> _MATERIAL PROVIDED_:
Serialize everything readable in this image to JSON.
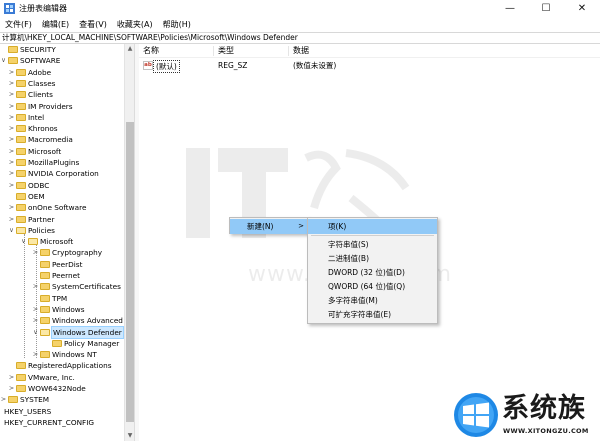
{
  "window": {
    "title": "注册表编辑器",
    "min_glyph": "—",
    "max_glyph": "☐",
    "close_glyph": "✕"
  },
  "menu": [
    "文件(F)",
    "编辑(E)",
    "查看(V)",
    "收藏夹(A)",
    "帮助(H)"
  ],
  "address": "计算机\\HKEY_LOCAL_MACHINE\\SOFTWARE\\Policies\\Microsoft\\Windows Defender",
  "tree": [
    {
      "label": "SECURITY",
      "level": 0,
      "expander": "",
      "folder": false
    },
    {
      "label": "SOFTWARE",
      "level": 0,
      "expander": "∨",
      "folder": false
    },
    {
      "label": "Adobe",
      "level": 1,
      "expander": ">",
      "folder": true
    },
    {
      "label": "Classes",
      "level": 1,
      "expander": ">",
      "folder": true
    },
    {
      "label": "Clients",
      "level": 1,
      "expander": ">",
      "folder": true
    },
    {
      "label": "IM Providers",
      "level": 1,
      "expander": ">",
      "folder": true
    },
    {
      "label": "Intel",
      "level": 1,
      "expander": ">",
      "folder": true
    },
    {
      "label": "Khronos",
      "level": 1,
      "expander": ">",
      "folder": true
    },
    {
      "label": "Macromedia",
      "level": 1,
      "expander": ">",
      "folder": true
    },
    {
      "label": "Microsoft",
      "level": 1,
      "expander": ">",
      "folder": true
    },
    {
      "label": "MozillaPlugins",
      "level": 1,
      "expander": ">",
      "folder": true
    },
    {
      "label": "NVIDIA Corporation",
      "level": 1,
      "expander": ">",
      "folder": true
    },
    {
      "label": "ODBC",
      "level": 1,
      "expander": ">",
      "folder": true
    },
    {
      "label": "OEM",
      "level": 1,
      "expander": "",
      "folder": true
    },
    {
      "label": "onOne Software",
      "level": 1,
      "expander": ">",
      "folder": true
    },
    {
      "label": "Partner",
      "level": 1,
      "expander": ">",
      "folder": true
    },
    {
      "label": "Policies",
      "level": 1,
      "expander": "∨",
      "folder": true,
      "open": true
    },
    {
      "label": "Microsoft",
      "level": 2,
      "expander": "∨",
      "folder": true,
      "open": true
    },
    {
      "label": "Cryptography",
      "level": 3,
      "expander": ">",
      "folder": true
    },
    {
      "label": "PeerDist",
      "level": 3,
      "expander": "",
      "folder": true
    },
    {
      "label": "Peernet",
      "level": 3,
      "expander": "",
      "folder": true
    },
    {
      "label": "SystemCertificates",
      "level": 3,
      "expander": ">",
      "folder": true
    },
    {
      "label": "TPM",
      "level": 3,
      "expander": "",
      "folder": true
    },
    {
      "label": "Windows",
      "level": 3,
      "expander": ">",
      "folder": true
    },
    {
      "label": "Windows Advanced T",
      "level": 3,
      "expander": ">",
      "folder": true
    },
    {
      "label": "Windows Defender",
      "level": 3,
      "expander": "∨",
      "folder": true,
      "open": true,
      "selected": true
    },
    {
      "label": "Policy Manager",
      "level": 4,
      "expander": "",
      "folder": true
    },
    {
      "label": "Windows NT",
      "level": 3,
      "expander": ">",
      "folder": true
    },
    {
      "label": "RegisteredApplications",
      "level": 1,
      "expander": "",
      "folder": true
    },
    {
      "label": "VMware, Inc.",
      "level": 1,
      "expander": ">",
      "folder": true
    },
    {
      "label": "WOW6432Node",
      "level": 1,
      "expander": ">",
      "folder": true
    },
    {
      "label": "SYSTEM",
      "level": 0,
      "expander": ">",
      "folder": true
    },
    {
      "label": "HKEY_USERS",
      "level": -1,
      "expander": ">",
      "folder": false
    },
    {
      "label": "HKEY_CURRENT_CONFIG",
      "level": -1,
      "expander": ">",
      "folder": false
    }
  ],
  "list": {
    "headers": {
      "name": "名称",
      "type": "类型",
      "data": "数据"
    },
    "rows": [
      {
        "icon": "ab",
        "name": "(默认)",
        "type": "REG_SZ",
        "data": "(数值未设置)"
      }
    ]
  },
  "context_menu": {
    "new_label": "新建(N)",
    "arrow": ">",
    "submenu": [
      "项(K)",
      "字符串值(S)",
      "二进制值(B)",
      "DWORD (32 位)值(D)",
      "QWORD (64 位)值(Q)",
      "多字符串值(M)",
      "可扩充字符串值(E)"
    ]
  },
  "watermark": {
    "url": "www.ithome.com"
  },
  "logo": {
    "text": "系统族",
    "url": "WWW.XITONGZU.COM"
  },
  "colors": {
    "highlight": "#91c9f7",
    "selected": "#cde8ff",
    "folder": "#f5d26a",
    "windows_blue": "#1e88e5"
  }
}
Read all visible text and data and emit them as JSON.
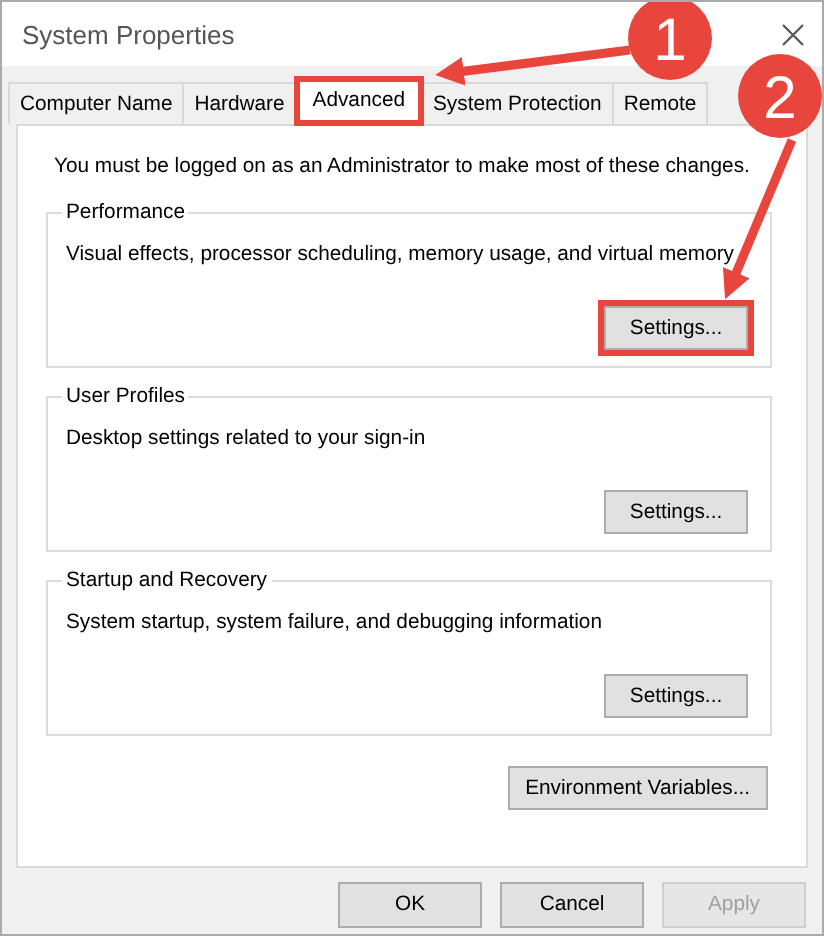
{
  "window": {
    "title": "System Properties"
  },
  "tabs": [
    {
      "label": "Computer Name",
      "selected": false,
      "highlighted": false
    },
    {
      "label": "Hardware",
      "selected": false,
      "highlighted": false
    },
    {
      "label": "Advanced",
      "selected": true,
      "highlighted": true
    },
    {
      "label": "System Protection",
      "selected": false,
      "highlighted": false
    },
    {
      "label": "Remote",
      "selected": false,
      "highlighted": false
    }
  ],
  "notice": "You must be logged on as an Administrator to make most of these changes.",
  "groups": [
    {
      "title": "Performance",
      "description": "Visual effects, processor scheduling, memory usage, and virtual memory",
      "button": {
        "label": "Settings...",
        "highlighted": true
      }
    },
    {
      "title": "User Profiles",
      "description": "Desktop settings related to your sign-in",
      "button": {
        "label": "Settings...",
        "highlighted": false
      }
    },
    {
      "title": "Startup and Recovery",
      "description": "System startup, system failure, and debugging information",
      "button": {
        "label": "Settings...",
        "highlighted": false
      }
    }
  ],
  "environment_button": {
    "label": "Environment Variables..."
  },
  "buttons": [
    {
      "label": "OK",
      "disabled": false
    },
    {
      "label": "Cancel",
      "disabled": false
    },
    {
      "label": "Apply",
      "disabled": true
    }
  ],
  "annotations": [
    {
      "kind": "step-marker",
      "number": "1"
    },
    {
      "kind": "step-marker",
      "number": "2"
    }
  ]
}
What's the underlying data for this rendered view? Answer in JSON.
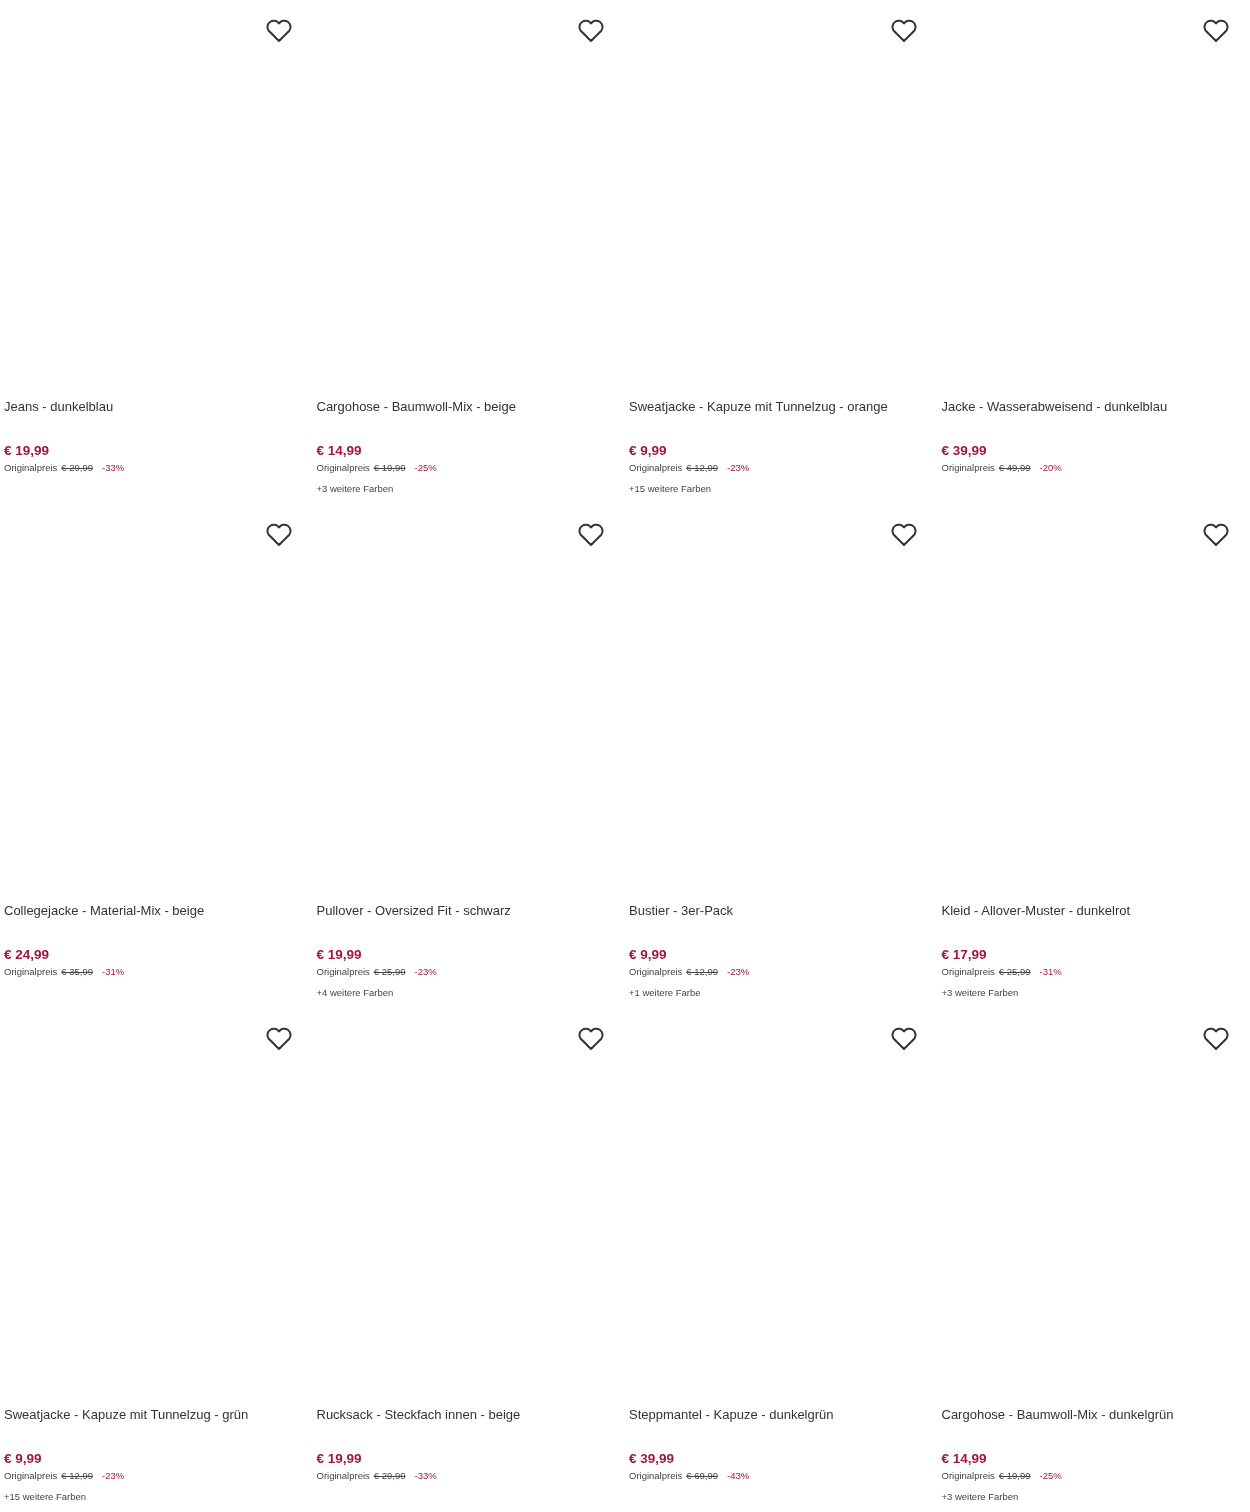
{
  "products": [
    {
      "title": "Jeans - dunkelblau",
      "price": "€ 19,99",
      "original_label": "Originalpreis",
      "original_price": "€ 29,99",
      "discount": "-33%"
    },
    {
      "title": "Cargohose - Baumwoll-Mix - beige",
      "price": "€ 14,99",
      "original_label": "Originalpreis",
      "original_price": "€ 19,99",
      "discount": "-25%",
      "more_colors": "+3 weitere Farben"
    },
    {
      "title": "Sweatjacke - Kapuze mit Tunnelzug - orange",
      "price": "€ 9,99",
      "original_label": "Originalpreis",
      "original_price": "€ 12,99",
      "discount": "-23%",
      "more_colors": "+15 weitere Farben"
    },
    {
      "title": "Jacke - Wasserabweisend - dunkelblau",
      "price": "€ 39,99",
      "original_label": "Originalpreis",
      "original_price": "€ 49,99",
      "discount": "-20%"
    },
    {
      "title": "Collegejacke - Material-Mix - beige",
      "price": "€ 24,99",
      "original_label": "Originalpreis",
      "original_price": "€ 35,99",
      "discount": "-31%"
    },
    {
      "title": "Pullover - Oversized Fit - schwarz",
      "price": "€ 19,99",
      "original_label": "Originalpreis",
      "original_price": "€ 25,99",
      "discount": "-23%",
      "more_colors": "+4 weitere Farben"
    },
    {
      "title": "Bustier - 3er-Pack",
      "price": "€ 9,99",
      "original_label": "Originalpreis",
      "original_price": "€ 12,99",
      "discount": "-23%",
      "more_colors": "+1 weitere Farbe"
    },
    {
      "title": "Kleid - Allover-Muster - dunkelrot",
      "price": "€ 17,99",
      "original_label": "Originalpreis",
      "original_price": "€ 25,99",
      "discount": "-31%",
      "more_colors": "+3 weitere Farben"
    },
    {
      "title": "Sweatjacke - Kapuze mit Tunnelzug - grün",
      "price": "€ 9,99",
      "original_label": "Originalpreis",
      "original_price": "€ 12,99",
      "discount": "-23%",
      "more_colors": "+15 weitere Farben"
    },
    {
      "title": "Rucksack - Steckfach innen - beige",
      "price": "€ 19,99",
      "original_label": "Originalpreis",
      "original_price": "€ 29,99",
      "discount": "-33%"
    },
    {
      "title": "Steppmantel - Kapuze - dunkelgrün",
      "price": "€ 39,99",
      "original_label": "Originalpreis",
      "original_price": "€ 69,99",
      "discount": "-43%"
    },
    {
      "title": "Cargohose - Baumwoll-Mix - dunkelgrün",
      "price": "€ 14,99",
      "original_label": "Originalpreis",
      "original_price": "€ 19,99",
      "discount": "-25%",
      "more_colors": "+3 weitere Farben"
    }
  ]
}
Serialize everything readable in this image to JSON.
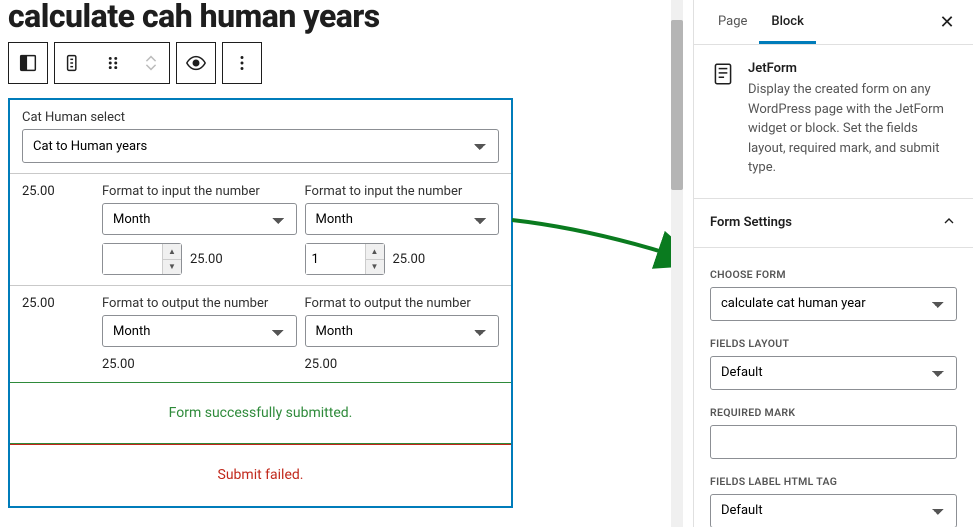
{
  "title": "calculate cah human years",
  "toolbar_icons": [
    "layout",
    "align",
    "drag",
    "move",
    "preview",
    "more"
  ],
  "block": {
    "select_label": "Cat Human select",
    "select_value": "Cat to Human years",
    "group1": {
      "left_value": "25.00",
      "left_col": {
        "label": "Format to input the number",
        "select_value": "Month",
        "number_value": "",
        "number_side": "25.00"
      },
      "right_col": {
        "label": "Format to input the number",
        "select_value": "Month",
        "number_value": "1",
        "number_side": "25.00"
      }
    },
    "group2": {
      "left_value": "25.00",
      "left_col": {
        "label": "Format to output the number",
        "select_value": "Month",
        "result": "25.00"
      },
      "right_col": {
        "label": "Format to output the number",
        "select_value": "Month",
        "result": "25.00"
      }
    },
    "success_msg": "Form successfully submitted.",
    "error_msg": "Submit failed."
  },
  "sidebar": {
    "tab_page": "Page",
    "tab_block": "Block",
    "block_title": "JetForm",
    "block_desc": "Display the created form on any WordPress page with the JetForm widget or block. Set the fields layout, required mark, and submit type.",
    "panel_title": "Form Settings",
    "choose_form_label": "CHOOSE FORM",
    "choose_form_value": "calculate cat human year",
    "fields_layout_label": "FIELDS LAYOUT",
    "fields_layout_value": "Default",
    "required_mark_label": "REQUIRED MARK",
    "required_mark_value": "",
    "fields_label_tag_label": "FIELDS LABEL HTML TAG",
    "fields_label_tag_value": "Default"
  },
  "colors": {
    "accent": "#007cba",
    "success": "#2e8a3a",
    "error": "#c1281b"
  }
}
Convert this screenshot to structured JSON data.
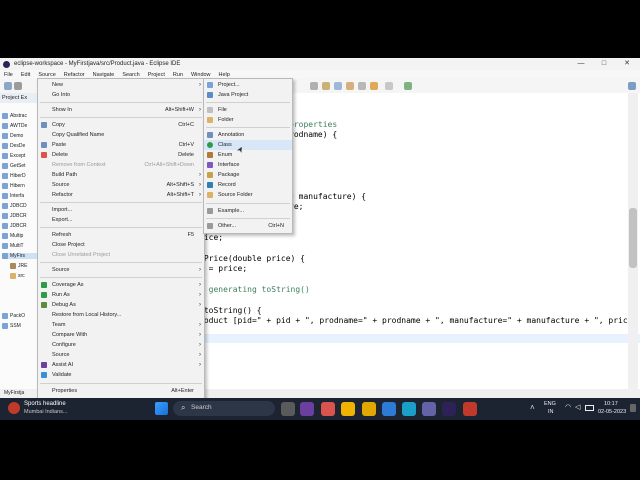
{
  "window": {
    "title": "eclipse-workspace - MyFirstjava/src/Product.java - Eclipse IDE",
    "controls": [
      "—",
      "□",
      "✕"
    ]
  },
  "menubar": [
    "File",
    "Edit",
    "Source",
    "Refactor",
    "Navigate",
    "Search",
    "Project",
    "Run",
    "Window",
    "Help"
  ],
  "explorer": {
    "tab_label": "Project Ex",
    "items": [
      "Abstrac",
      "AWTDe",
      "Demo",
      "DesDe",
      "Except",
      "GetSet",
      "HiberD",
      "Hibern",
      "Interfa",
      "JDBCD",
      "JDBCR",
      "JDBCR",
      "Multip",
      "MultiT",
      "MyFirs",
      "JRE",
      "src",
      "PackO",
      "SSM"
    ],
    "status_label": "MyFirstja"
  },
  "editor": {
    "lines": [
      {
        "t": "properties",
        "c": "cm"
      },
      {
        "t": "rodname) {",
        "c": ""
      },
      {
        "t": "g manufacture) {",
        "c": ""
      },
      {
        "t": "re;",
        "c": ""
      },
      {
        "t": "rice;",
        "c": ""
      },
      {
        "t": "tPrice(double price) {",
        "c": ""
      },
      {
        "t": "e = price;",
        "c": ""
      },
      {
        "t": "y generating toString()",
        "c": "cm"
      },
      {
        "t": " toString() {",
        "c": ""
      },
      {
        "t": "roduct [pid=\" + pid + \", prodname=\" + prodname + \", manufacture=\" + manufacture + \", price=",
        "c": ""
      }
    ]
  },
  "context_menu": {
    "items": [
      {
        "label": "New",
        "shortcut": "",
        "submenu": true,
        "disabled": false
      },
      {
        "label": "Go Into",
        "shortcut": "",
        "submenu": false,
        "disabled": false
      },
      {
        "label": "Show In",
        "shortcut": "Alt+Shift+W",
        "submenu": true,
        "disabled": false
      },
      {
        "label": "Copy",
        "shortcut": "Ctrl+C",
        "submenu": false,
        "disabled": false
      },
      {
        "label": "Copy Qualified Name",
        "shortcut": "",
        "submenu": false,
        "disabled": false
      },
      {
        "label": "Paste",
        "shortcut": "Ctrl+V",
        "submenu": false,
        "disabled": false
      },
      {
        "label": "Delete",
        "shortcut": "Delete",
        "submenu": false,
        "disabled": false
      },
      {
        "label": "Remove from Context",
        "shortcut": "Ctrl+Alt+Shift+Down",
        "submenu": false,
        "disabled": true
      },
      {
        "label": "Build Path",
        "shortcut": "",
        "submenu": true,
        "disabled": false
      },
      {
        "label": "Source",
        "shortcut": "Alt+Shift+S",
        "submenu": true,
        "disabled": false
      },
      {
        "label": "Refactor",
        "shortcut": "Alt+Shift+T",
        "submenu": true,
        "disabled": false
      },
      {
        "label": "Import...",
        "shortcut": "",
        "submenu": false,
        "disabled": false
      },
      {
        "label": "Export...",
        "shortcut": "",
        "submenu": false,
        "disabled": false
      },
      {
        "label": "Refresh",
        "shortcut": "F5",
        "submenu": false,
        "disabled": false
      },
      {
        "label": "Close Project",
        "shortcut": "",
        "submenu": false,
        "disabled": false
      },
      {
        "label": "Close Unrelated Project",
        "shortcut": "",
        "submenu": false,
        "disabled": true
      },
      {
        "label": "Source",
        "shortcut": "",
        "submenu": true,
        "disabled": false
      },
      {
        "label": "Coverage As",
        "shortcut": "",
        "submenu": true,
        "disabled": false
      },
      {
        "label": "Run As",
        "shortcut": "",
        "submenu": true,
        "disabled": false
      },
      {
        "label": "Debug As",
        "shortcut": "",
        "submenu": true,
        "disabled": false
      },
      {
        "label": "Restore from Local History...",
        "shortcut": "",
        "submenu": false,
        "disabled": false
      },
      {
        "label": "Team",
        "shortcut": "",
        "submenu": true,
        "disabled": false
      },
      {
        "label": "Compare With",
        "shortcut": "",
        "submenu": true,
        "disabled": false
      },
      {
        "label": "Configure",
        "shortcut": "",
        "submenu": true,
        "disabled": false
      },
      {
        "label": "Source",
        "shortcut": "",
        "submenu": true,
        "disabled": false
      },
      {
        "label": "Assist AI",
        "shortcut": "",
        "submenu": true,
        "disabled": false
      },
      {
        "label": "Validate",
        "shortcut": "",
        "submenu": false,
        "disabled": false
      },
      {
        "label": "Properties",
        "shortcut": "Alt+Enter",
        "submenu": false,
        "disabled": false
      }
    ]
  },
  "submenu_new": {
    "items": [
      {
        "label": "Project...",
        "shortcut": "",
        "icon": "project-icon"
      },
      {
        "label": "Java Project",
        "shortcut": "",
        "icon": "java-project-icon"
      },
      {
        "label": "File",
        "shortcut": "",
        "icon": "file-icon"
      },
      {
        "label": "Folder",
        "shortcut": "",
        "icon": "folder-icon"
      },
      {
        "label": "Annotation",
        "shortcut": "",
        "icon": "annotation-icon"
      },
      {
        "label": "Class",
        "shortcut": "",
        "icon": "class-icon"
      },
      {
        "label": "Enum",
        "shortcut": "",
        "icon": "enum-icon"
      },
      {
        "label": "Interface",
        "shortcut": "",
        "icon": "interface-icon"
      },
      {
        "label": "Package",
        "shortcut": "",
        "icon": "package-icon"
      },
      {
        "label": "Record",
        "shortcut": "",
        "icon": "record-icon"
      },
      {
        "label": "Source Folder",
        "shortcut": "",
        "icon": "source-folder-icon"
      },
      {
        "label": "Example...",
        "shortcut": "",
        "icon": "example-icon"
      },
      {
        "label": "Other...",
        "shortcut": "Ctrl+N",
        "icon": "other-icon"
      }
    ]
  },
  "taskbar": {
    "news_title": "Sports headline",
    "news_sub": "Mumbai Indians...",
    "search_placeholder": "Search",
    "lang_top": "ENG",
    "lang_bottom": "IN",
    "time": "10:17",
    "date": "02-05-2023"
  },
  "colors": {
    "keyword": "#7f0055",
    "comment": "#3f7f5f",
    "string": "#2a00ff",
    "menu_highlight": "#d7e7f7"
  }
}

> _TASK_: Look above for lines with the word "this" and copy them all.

> _TASK SOLUTION_:
Serialize everything readable in this image to JSON.
What's the underlying data for this rendered view? Answer in JSON.
Serialize everything readable in this image to JSON.
Convert this screenshot to structured JSON data.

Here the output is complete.